* _Exercise details_
Output the records below again, precisely as they are written.

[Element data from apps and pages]

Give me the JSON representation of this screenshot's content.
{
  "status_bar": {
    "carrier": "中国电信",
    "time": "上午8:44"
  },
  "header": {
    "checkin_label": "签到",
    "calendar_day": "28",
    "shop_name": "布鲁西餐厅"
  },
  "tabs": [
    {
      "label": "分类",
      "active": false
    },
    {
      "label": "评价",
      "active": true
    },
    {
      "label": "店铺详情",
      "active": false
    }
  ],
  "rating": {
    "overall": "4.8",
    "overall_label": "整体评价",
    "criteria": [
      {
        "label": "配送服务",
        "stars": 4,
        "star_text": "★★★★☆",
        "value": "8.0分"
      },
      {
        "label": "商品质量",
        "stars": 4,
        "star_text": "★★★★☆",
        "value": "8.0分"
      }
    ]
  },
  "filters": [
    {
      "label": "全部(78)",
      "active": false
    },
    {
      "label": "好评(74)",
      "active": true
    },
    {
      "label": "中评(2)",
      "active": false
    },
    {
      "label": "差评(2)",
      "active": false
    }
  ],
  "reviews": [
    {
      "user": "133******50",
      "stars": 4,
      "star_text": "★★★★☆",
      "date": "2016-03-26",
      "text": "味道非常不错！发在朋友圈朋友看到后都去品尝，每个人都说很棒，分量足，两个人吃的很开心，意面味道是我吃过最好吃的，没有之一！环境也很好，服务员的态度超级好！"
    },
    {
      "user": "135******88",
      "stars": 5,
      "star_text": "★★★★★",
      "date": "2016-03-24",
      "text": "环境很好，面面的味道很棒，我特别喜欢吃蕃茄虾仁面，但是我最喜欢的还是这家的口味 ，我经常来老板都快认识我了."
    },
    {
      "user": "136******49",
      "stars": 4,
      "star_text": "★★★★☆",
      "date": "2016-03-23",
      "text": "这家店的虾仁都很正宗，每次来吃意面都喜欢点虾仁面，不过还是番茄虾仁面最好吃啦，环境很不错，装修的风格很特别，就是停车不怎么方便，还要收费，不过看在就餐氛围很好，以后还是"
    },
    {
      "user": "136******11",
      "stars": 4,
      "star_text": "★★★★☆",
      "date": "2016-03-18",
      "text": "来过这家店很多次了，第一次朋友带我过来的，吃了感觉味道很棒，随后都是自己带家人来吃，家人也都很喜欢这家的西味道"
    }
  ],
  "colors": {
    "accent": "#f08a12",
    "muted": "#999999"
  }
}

* _Response area_
Give me the JSON representation of this screenshot's content.
{
  "status_bar": {
    "carrier": "中国电信",
    "time": "上午8:44"
  },
  "header": {
    "checkin_label": "签到",
    "calendar_day": "28",
    "shop_name": "布鲁西餐厅"
  },
  "tabs": [
    {
      "label": "分类",
      "active": false
    },
    {
      "label": "评价",
      "active": true
    },
    {
      "label": "店铺详情",
      "active": false
    }
  ],
  "rating": {
    "overall": "4.8",
    "overall_label": "整体评价",
    "criteria": [
      {
        "label": "配送服务",
        "stars": 4,
        "star_text": "★★★★☆",
        "value": "8.0分"
      },
      {
        "label": "商品质量",
        "stars": 4,
        "star_text": "★★★★☆",
        "value": "8.0分"
      }
    ]
  },
  "filters": [
    {
      "label": "全部(78)",
      "active": false
    },
    {
      "label": "好评(74)",
      "active": true
    },
    {
      "label": "中评(2)",
      "active": false
    },
    {
      "label": "差评(2)",
      "active": false
    }
  ],
  "reviews": [
    {
      "user": "133******50",
      "stars": 4,
      "star_text": "★★★★☆",
      "date": "2016-03-26",
      "text": "味道非常不错！发在朋友圈朋友看到后都去品尝，每个人都说很棒，分量足，两个人吃的很开心，意面味道是我吃过最好吃的，没有之一！环境也很好，服务员的态度超级好！"
    },
    {
      "user": "135******88",
      "stars": 5,
      "star_text": "★★★★★",
      "date": "2016-03-24",
      "text": "环境很好，面面的味道很棒，我特别喜欢吃蕃茄虾仁面，但是我最喜欢的还是这家的口味 ，我经常来老板都快认识我了."
    },
    {
      "user": "136******49",
      "stars": 4,
      "star_text": "★★★★☆",
      "date": "2016-03-23",
      "text": "这家店的虾仁都很正宗，每次来吃意面都喜欢点虾仁面，不过还是番茄虾仁面最好吃啦，环境很不错，装修的风格很特别，就是停车不怎么方便，还要收费，不过看在就餐氛围很好，以后还是"
    },
    {
      "user": "136******11",
      "stars": 4,
      "star_text": "★★★★☆",
      "date": "2016-03-18",
      "text": "来过这家店很多次了，第一次朋友带我过来的，吃了感觉味道很棒，随后都是自己带家人来吃，家人也都很喜欢这家的西味道"
    }
  ],
  "colors": {
    "accent": "#f08a12",
    "muted": "#999999"
  }
}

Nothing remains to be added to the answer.